## What you are asked to do
Below are some records; repeat them all exactly, minus the pictures.

## Data records for software interfaces
++++++++++

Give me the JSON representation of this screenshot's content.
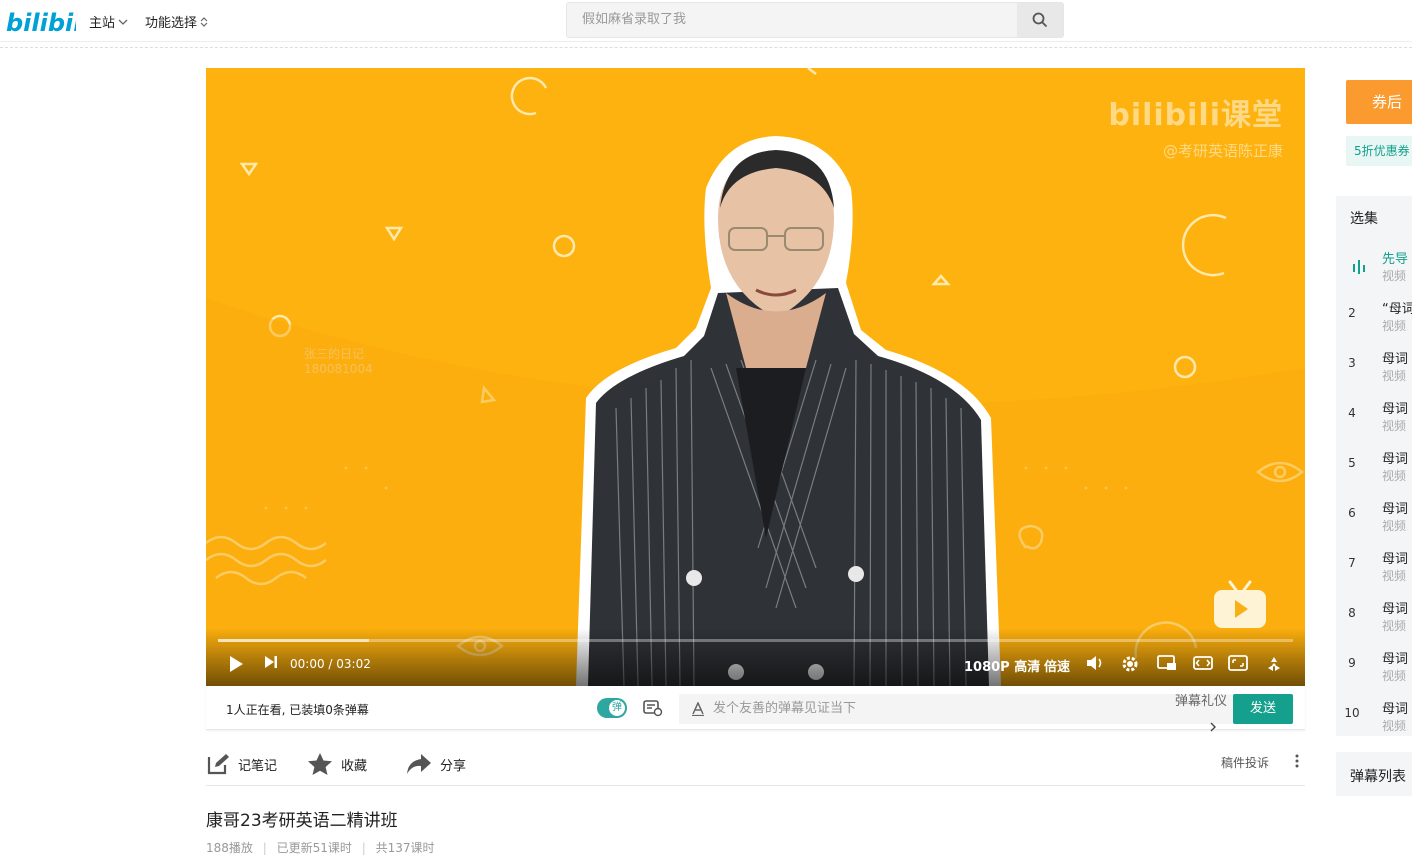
{
  "header": {
    "logo_text": "bilibili",
    "nav_main": "主站",
    "nav_feature": "功能选择",
    "search_placeholder": "假如麻省录取了我"
  },
  "player": {
    "brand_text": "bilibili课堂",
    "brand_author": "@考研英语陈正康",
    "current_time": "00:00",
    "duration": "03:02",
    "time_display": "00:00 / 03:02",
    "progress_fraction": 0.14,
    "quality_label": "1080P 高清",
    "speed_label": "倍速"
  },
  "danmaku_bar": {
    "viewers_text": "1人正在看, 已装填0条弹幕",
    "toggle_label": "弹",
    "input_placeholder": "发个友善的弹幕见证当下",
    "etiquette_label": "弹幕礼仪",
    "send_label": "发送"
  },
  "actions": {
    "note_label": "记笔记",
    "favorite_label": "收藏",
    "share_label": "分享",
    "report_label": "稿件投诉"
  },
  "course": {
    "title": "康哥23考研英语二精讲班",
    "plays": "188播放",
    "updated": "已更新51课时",
    "total": "共137课时"
  },
  "sidebar": {
    "coupon_label": "券后",
    "coupon_sub": "5折优惠券",
    "playlist_title": "选集",
    "items": [
      {
        "num": "",
        "title": "先导",
        "sub": "视频"
      },
      {
        "num": "2",
        "title": "“母词",
        "sub": "视频"
      },
      {
        "num": "3",
        "title": "母词",
        "sub": "视频"
      },
      {
        "num": "4",
        "title": "母词",
        "sub": "视频"
      },
      {
        "num": "5",
        "title": "母词",
        "sub": "视频"
      },
      {
        "num": "6",
        "title": "母词",
        "sub": "视频"
      },
      {
        "num": "7",
        "title": "母词",
        "sub": "视频"
      },
      {
        "num": "8",
        "title": "母词",
        "sub": "视频"
      },
      {
        "num": "9",
        "title": "母词",
        "sub": "视频"
      },
      {
        "num": "10",
        "title": "母词",
        "sub": "视频"
      }
    ],
    "danmaku_list_label": "弹幕列表"
  },
  "colors": {
    "accent_teal": "#14a08c",
    "bili_blue": "#00a1d6",
    "player_bg": "#fdb20f",
    "coupon_orange": "#fb9a2e"
  }
}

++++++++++

## Exercise output
Give me the JSON representation of this screenshot's content.
{
  "header": {
    "logo_text": "bilibili",
    "nav_main": "主站",
    "nav_feature": "功能选择",
    "search_placeholder": "假如麻省录取了我"
  },
  "player": {
    "brand_text": "bilibili课堂",
    "brand_author": "@考研英语陈正康",
    "current_time": "00:00",
    "duration": "03:02",
    "time_display": "00:00 / 03:02",
    "progress_fraction": 0.14,
    "quality_label": "1080P 高清",
    "speed_label": "倍速"
  },
  "danmaku_bar": {
    "viewers_text": "1人正在看, 已装填0条弹幕",
    "toggle_label": "弹",
    "input_placeholder": "发个友善的弹幕见证当下",
    "etiquette_label": "弹幕礼仪",
    "send_label": "发送"
  },
  "actions": {
    "note_label": "记笔记",
    "favorite_label": "收藏",
    "share_label": "分享",
    "report_label": "稿件投诉"
  },
  "course": {
    "title": "康哥23考研英语二精讲班",
    "plays": "188播放",
    "updated": "已更新51课时",
    "total": "共137课时"
  },
  "sidebar": {
    "coupon_label": "券后",
    "coupon_sub": "5折优惠券",
    "playlist_title": "选集",
    "items": [
      {
        "num": "",
        "title": "先导",
        "sub": "视频"
      },
      {
        "num": "2",
        "title": "“母词",
        "sub": "视频"
      },
      {
        "num": "3",
        "title": "母词",
        "sub": "视频"
      },
      {
        "num": "4",
        "title": "母词",
        "sub": "视频"
      },
      {
        "num": "5",
        "title": "母词",
        "sub": "视频"
      },
      {
        "num": "6",
        "title": "母词",
        "sub": "视频"
      },
      {
        "num": "7",
        "title": "母词",
        "sub": "视频"
      },
      {
        "num": "8",
        "title": "母词",
        "sub": "视频"
      },
      {
        "num": "9",
        "title": "母词",
        "sub": "视频"
      },
      {
        "num": "10",
        "title": "母词",
        "sub": "视频"
      }
    ],
    "danmaku_list_label": "弹幕列表"
  },
  "colors": {
    "accent_teal": "#14a08c",
    "bili_blue": "#00a1d6",
    "player_bg": "#fdb20f",
    "coupon_orange": "#fb9a2e"
  }
}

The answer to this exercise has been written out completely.